Then, the strangest thing happened. As I chatted up our six-month-old daughter Mei Li in the hotel room that first day, I realized that this baby — all 11 ¾ pounds of her — had banished my malevolent emotional companions of the past year. The truth of this being part of God’s divine plan immediately washed over me, although I didn’t think in those terms until much later. At last, there were only three of us in the room — four, if you count bliss.
By the next day, John said she didn’t yet know we were her parents, but she had no doubt we were the best nannies she’d ever had.
Now I’m the one who says essentially the same thing about God’s divine plan to waiting parents, but I preface my remarks with: “I know you will want to smack me for saying this and will probably find no comfort in it now, but you must believe me …”
My friend Kristy, extraordinary friend, sage, counselor and godmother to my children, copied me on this e-mail about me she sent to our mutual friends, Nancy and Mark, in response to their dazed announcement that their heart and soul — a seven-month old baby girl — was waiting for them in China:
Shopping, packing, fretting, shopping more, changing what you plan to pack (I still remember this from Mei Li’s arrival). The funniest part is, at absolute zero hour when it is time to complete the packing and head to the airport, Susan decides she has to shave and tan her legs. I finished her packing … she made herself beautiful for her new daughter. I guess that was her way of “nesting.”
Neither John nor I remember the incident: it has been almost 12 years since that crucial leg-shaving. My overall memory is of a frenzied madness.

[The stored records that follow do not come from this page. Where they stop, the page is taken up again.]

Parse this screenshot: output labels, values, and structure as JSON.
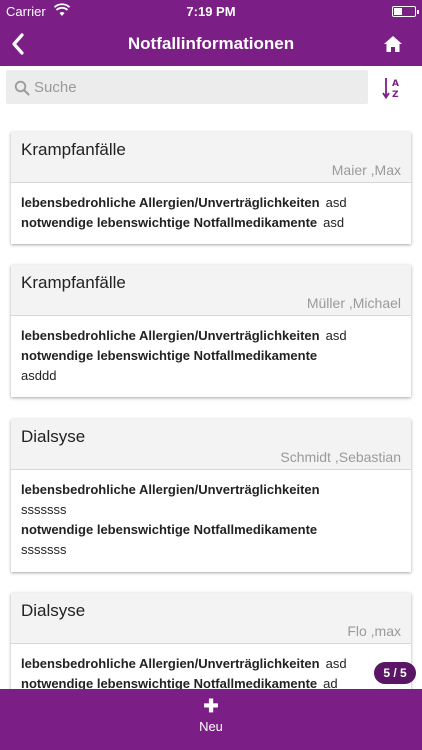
{
  "statusbar": {
    "carrier": "Carrier",
    "time": "7:19 PM"
  },
  "navbar": {
    "title": "Notfallinformationen"
  },
  "search": {
    "placeholder": "Suche",
    "value": ""
  },
  "cards": [
    {
      "title": "Krampfanfälle",
      "person": "Maier ,Max",
      "allergies_label": "lebensbedrohliche Allergien/Unverträglichkeiten",
      "allergies_value": "asd",
      "meds_label": "notwendige lebenswichtige Notfallmedikamente",
      "meds_value": "asd"
    },
    {
      "title": "Krampfanfälle",
      "person": "Müller ,Michael",
      "allergies_label": "lebensbedrohliche Allergien/Unverträglichkeiten",
      "allergies_value": "asd",
      "meds_label": "notwendige lebenswichtige Notfallmedikamente",
      "meds_value": "asddd"
    },
    {
      "title": "Dialsyse",
      "person": "Schmidt ,Sebastian",
      "allergies_label": "lebensbedrohliche Allergien/Unverträglichkeiten",
      "allergies_value": "sssssss",
      "meds_label": "notwendige lebenswichtige Notfallmedikamente",
      "meds_value": "sssssss"
    },
    {
      "title": "Dialsyse",
      "person": "Flo ,max",
      "allergies_label": "lebensbedrohliche Allergien/Unverträglichkeiten",
      "allergies_value": "asd",
      "meds_label": "notwendige lebenswichtige Notfallmedikamente",
      "meds_value": "ad"
    }
  ],
  "pager": {
    "label": "5 / 5"
  },
  "bottombar": {
    "new_label": "Neu",
    "plus": "✚"
  },
  "colors": {
    "brand": "#7b1f87",
    "pager": "#5a1565",
    "card_header": "#f3f3f3"
  },
  "icons": {
    "back": "chevron-left-icon",
    "home": "home-icon",
    "search": "search-icon",
    "sort": "sort-az-icon",
    "add": "plus-icon",
    "wifi": "wifi-icon",
    "battery": "battery-icon"
  }
}
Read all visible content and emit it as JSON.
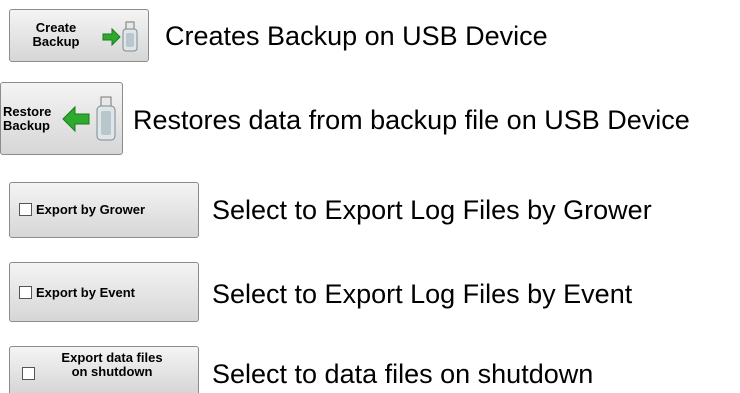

I was consumed with thoughts — many of them deranged — of bringing home my baby.
Among all the great pictures taken at the airport on our arrival home, one reflects perfectly my contentment: I am just coming off the plane, radiating happiness and preparing to hoist her up to our adoring crowd of relatives and friends.
I am still buzzing with excitement for Nancy and Mark, although something shocking has hit me: when the love of their life turns 9, mine will be 18 — a startling and unwelcome reminder of how close she is to leaving the nest I waited so long to create for her.
As an official sponsor, along with Argenta Arts Foundation, of "Tales from the South," a radio program taped each Tuesday at Starving Artist Cafe in North Little Rock, Ark., featuring southerners telling their own true stories, AY brings you this monthly feature of highlights from "Tales from the South." The program is broadcast Thursdays at 7 p.m. on KUAR (FM89.1) in central Arkansas. You can find it streaming online at kuar.org; or listen along with 140 million European listeners on World Radio Network Sundays at 9 a.m. at wrn.org. For more information, log onto talesfromthesouth.com.
Susan Toone lives a charmed life in Little Rock, Ark., with her husband John and daughters Mei and Jin. The girls are sophomores in high school and have much better social lives than she does. She and John enjoy gardening with native plants of Arkansas. However, she is no longer allowed to weed after mistaking various plants for weeds, including a baby Sassafras tree and native sunflowers — ending their lives. Unfortunately, she does not clean her house. She encourages everyone to read “Bringing Nature Home” by Douglas Tallamy because it changed her life.